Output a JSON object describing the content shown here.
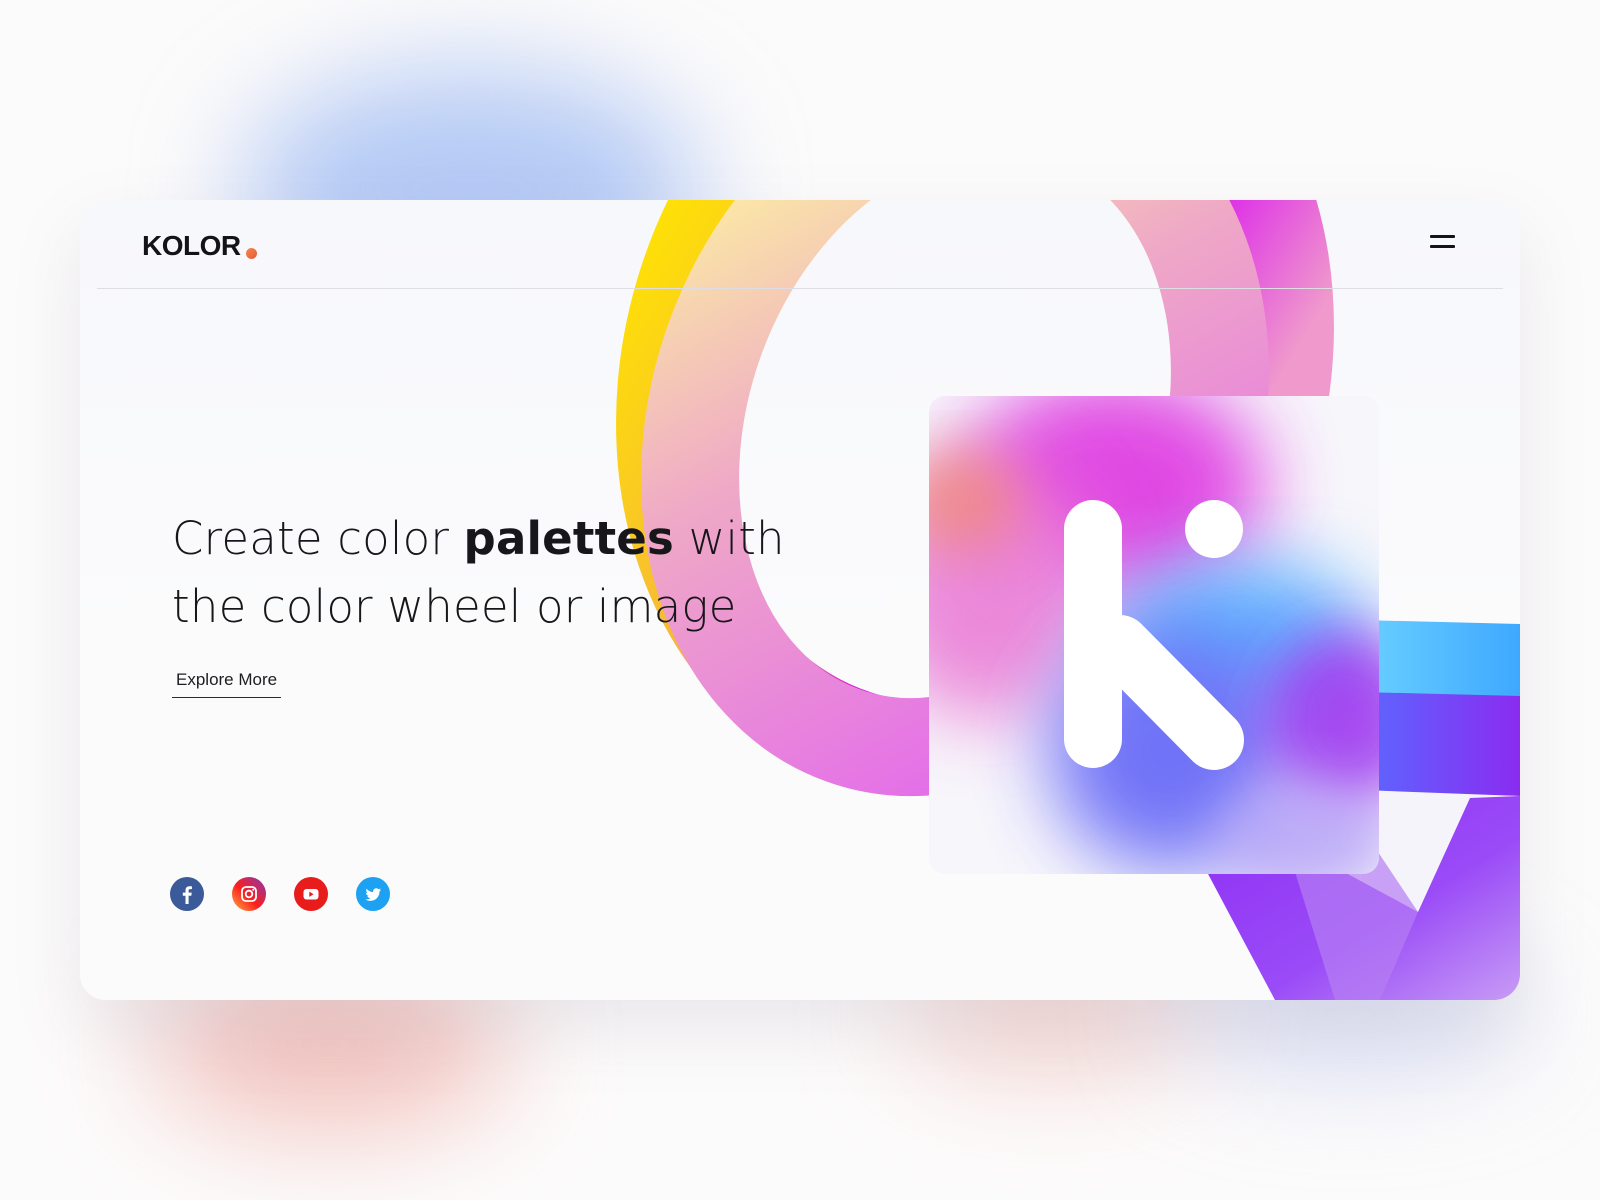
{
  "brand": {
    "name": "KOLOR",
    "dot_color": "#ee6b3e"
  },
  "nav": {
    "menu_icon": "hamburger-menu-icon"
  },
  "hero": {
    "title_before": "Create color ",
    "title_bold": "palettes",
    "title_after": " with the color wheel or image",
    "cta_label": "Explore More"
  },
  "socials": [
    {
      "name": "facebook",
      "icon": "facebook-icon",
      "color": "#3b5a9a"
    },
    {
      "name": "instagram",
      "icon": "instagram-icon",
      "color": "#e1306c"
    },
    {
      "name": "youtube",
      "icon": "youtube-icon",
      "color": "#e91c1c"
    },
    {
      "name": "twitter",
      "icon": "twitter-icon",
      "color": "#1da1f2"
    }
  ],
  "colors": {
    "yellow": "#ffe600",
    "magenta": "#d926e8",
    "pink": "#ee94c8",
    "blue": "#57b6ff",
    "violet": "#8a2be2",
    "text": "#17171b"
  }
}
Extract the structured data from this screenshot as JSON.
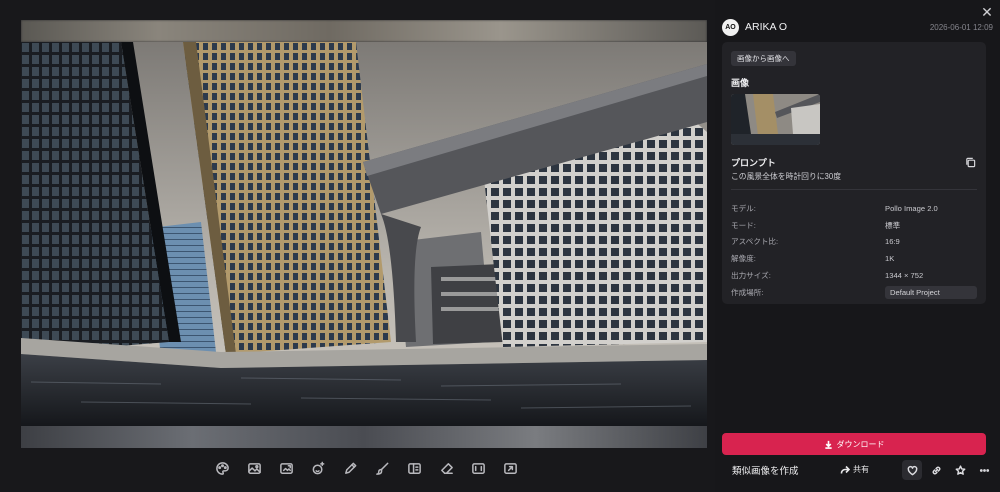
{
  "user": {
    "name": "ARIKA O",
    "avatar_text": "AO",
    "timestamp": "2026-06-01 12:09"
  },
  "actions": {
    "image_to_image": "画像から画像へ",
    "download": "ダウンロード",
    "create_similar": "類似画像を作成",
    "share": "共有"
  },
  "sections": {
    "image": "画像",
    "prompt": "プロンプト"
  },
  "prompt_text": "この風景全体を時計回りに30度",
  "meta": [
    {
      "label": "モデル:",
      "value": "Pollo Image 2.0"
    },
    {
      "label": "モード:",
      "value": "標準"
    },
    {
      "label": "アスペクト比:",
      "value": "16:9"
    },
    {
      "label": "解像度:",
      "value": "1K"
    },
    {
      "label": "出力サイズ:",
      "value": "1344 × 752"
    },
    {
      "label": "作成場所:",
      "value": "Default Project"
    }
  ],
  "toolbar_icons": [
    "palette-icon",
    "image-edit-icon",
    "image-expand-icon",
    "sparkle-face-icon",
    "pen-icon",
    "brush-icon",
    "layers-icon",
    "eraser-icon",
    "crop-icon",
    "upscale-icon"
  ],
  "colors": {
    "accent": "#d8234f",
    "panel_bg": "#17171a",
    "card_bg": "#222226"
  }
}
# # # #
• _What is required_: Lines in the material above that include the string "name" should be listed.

• _Answer space_:
    "name": "KOLOR",
      "name": "facebook",
      "name": "instagram",
      "name": "youtube",
      "name": "twitter",
    "name": "ARIKA O",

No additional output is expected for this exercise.